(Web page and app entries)

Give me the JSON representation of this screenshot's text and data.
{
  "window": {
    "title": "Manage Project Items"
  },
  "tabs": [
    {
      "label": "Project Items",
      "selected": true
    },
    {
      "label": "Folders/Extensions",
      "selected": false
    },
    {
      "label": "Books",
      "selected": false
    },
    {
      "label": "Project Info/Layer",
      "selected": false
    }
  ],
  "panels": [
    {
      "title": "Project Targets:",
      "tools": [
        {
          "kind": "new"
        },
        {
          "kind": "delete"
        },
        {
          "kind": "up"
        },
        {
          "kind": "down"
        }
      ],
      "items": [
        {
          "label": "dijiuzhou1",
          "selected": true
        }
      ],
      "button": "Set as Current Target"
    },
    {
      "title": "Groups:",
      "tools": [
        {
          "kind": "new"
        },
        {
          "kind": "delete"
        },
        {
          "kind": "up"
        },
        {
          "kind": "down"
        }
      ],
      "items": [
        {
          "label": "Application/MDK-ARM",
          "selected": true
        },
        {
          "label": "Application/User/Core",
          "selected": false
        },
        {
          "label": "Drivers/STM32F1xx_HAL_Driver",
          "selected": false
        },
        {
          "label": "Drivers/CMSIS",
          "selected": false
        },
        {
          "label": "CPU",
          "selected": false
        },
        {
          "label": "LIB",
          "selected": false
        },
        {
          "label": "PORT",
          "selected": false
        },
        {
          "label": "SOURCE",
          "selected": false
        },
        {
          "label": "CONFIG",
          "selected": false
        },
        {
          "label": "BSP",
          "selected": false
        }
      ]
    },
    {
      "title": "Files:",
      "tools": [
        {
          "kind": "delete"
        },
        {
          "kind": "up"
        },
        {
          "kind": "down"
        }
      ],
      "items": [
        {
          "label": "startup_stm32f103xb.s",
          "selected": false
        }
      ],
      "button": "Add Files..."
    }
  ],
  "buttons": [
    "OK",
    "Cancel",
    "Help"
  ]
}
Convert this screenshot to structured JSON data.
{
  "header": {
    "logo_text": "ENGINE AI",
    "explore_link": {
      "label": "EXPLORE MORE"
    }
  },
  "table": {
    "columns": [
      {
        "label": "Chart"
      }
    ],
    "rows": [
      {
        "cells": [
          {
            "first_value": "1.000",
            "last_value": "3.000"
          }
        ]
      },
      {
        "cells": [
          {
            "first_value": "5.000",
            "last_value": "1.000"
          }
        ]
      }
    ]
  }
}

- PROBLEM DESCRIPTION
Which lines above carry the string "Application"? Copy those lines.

- SOLUTION FOR THIS PROBLEM
          "label": "Application/MDK-ARM",
          "label": "Application/User/Core",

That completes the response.